▶ **Try it**:
A verbatim copy of every record is required, and no pictures should be included.

%%

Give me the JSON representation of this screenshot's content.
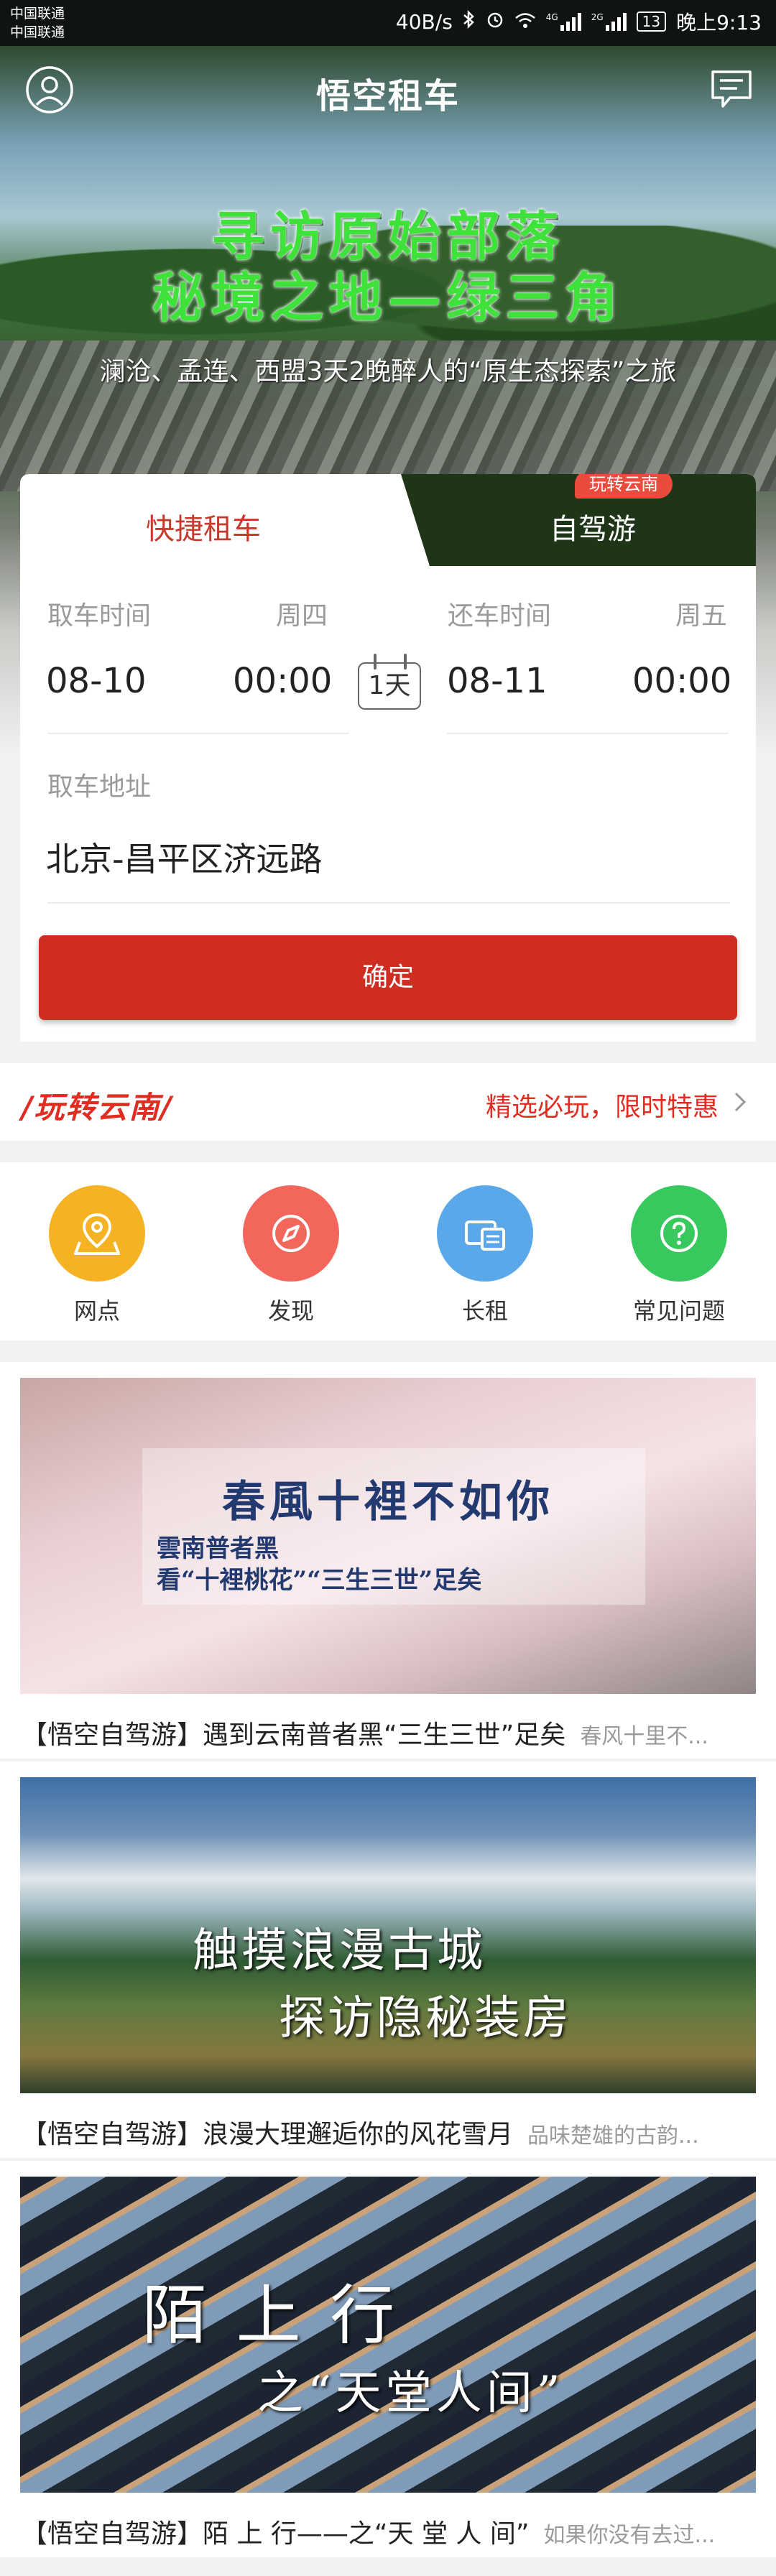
{
  "status_bar": {
    "carrier1": "中国联通",
    "carrier2": "中国联通",
    "speed": "40B/s",
    "sig1_label": "4G",
    "sig2_label": "2G",
    "battery": "13",
    "time": "晚上9:13"
  },
  "app": {
    "title": "悟空租车",
    "user_icon": "user-circle-icon",
    "message_icon": "message-icon"
  },
  "banner": {
    "line1": "寻访原始部落",
    "line2": "秘境之地—绿三角",
    "subtitle": "澜沧、孟连、西盟3天2晚醉人的“原生态探索”之旅"
  },
  "booking": {
    "tab_quick": "快捷租车",
    "tab_self": "自驾游",
    "tab_self_badge": "玩转云南",
    "pickup_label": "取车时间",
    "pickup_weekday": "周四",
    "pickup_date": "08-10",
    "pickup_time": "00:00",
    "days": "1天",
    "return_label": "还车时间",
    "return_weekday": "周五",
    "return_date": "08-11",
    "return_time": "00:00",
    "address_label": "取车地址",
    "address_value": "北京-昌平区济远路",
    "confirm": "确定"
  },
  "promo": {
    "logo": "/玩转云南/",
    "text": "精选必玩，限时特惠",
    "arrow_icon": "chevron-right-icon"
  },
  "quick_icons": [
    {
      "label": "网点",
      "icon": "map-pin-icon",
      "color": "#f5b324"
    },
    {
      "label": "发现",
      "icon": "compass-icon",
      "color": "#f2665b"
    },
    {
      "label": "长租",
      "icon": "calendar-card-icon",
      "color": "#5aa8ea"
    },
    {
      "label": "常见问题",
      "icon": "question-icon",
      "color": "#37c95d"
    }
  ],
  "articles": [
    {
      "title": "【悟空自驾游】遇到云南普者黑“三生三世”足矣",
      "subtitle": "春风十里不...",
      "img_line1": "春風十裡不如你",
      "img_line2": "雲南普者黑",
      "img_line3": "看“十裡桃花”“三生三世”足矣"
    },
    {
      "title": "【悟空自驾游】浪漫大理邂逅你的风花雪月",
      "subtitle": "品味楚雄的古韵...",
      "img_line1": "触摸浪漫古城",
      "img_line2": "探访隐秘装房"
    },
    {
      "title": "【悟空自驾游】陌 上 行——之“天 堂 人 间”",
      "subtitle": "如果你没有去过...",
      "img_line1": "陌  上  行",
      "img_line2": "之“天堂人间”"
    }
  ]
}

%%

▶ **Expected answer**:
Give me the JSON representation of this screenshot's content.
{
  "status_bar": {
    "carrier1": "中国联通",
    "carrier2": "中国联通",
    "speed": "40B/s",
    "sig1_label": "4G",
    "sig2_label": "2G",
    "battery": "13",
    "time": "晚上9:13"
  },
  "app": {
    "title": "悟空租车",
    "user_icon": "user-circle-icon",
    "message_icon": "message-icon"
  },
  "banner": {
    "line1": "寻访原始部落",
    "line2": "秘境之地—绿三角",
    "subtitle": "澜沧、孟连、西盟3天2晚醉人的“原生态探索”之旅"
  },
  "booking": {
    "tab_quick": "快捷租车",
    "tab_self": "自驾游",
    "tab_self_badge": "玩转云南",
    "pickup_label": "取车时间",
    "pickup_weekday": "周四",
    "pickup_date": "08-10",
    "pickup_time": "00:00",
    "days": "1天",
    "return_label": "还车时间",
    "return_weekday": "周五",
    "return_date": "08-11",
    "return_time": "00:00",
    "address_label": "取车地址",
    "address_value": "北京-昌平区济远路",
    "confirm": "确定"
  },
  "promo": {
    "logo": "/玩转云南/",
    "text": "精选必玩，限时特惠",
    "arrow_icon": "chevron-right-icon"
  },
  "quick_icons": [
    {
      "label": "网点",
      "icon": "map-pin-icon",
      "color": "#f5b324"
    },
    {
      "label": "发现",
      "icon": "compass-icon",
      "color": "#f2665b"
    },
    {
      "label": "长租",
      "icon": "calendar-card-icon",
      "color": "#5aa8ea"
    },
    {
      "label": "常见问题",
      "icon": "question-icon",
      "color": "#37c95d"
    }
  ],
  "articles": [
    {
      "title": "【悟空自驾游】遇到云南普者黑“三生三世”足矣",
      "subtitle": "春风十里不...",
      "img_line1": "春風十裡不如你",
      "img_line2": "雲南普者黑",
      "img_line3": "看“十裡桃花”“三生三世”足矣"
    },
    {
      "title": "【悟空自驾游】浪漫大理邂逅你的风花雪月",
      "subtitle": "品味楚雄的古韵...",
      "img_line1": "触摸浪漫古城",
      "img_line2": "探访隐秘装房"
    },
    {
      "title": "【悟空自驾游】陌 上 行——之“天 堂 人 间”",
      "subtitle": "如果你没有去过...",
      "img_line1": "陌  上  行",
      "img_line2": "之“天堂人间”"
    }
  ]
}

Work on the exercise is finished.